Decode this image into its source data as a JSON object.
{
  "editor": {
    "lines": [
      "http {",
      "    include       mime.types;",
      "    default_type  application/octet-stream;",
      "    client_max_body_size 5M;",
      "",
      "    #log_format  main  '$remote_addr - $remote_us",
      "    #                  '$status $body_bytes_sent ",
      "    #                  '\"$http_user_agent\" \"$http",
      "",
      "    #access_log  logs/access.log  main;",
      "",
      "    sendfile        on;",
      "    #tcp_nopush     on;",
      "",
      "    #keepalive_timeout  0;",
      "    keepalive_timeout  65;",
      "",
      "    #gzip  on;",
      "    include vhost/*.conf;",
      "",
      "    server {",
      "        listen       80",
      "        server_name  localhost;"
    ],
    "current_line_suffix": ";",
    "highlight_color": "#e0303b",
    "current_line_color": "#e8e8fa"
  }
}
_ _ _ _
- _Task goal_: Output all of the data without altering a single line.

- _Task answer_:
Decode this image into its source data as a JSON object.
{
  "editor": {
    "lines": [
      "http {",
      "    include       mime.types;",
      "    default_type  application/octet-stream;",
      "    client_max_body_size 5M;",
      "",
      "    #log_format  main  '$remote_addr - $remote_us",
      "    #                  '$status $body_bytes_sent ",
      "    #                  '\"$http_user_agent\" \"$http",
      "",
      "    #access_log  logs/access.log  main;",
      "",
      "    sendfile        on;",
      "    #tcp_nopush     on;",
      "",
      "    #keepalive_timeout  0;",
      "    keepalive_timeout  65;",
      "",
      "    #gzip  on;",
      "    include vhost/*.conf;",
      "",
      "    server {",
      "        listen       80",
      "        server_name  localhost;"
    ],
    "current_line_suffix": ";",
    "highlight_color": "#e0303b",
    "current_line_color": "#e8e8fa"
  }
}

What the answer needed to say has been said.